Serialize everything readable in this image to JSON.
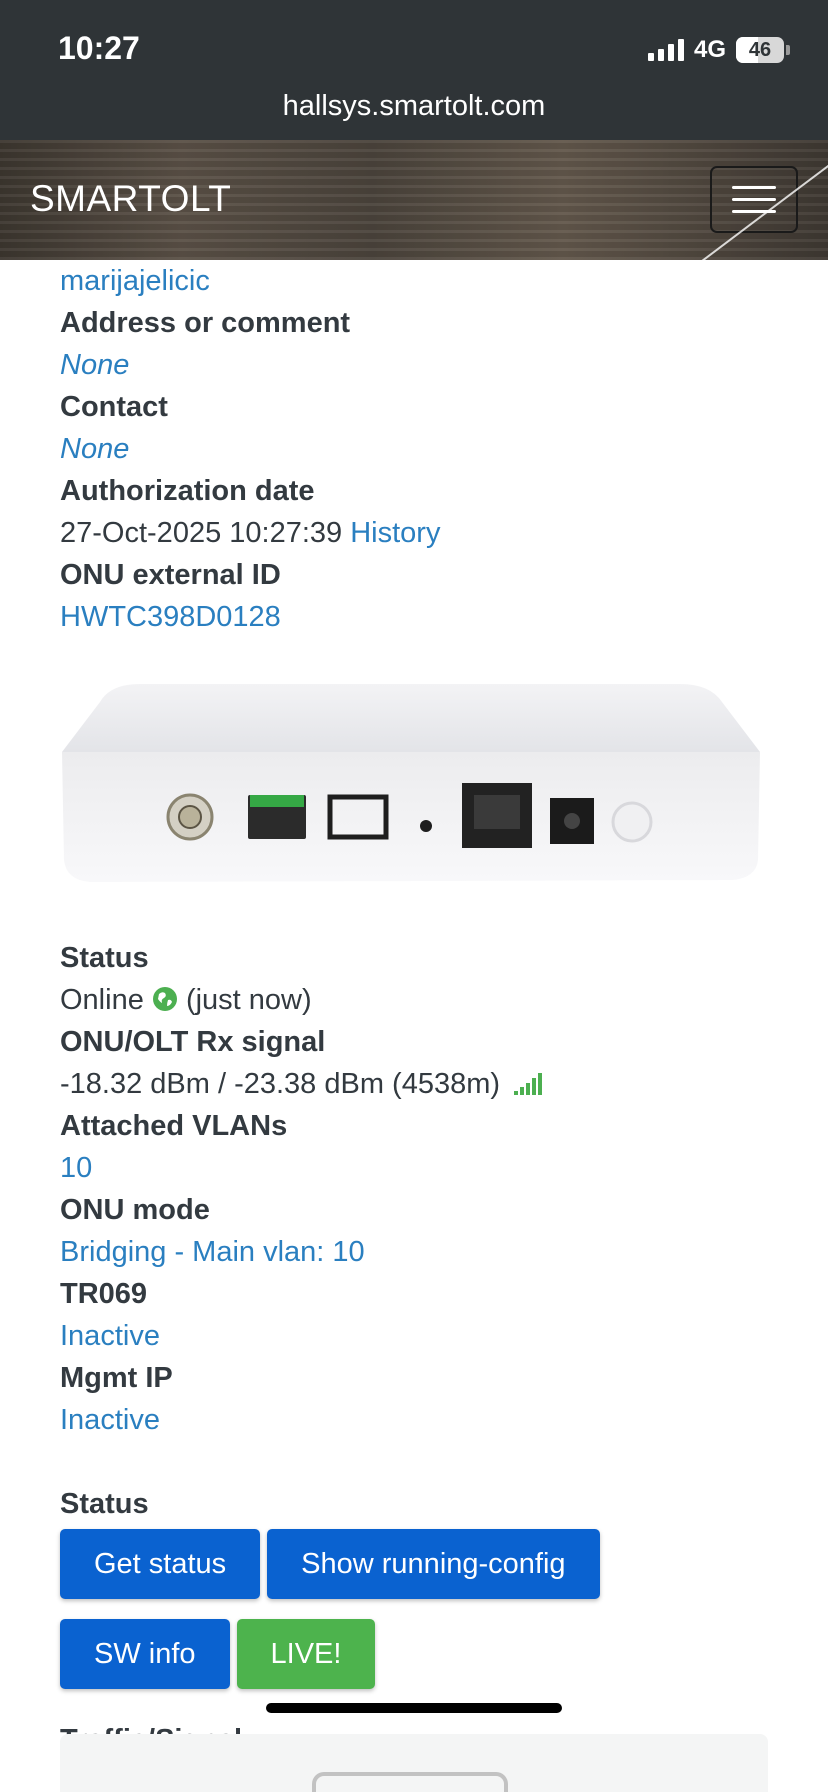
{
  "status_bar": {
    "time": "10:27",
    "network": "4G",
    "battery": "46"
  },
  "browser": {
    "url": "hallsys.smartolt.com"
  },
  "navbar": {
    "brand": "SMARTOLT"
  },
  "details": {
    "username": "marijajelicic",
    "address_label": "Address or comment",
    "address_value": "None",
    "contact_label": "Contact",
    "contact_value": "None",
    "auth_date_label": "Authorization date",
    "auth_date_value": "27-Oct-2025 10:27:39",
    "history_link": "History",
    "external_id_label": "ONU external ID",
    "external_id_value": "HWTC398D0128"
  },
  "status_info": {
    "status_label": "Status",
    "status_value": "Online",
    "status_time": "(just now)",
    "signal_label": "ONU/OLT Rx signal",
    "signal_value": "-18.32 dBm / -23.38 dBm (4538m)",
    "vlans_label": "Attached VLANs",
    "vlans_value": "10",
    "mode_label": "ONU mode",
    "mode_value": "Bridging - Main vlan: 10",
    "tr069_label": "TR069",
    "tr069_value": "Inactive",
    "mgmt_label": "Mgmt IP",
    "mgmt_value": "Inactive"
  },
  "actions": {
    "section_label": "Status",
    "get_status": "Get status",
    "running_config": "Show running-config",
    "sw_info": "SW info",
    "live": "LIVE!"
  },
  "traffic": {
    "label": "Traffic/Signal"
  },
  "colors": {
    "link": "#2a7fc0",
    "primary_button": "#0a62d0",
    "success_button": "#4db34d",
    "online_icon": "#4caf50"
  },
  "icons": {
    "status_online": "globe-icon",
    "signal": "signal-bars-icon",
    "menu": "hamburger-icon"
  }
}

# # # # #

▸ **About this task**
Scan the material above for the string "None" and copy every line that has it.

▸ **Written answer**
    "address_value": "None",
    "contact_value": "None",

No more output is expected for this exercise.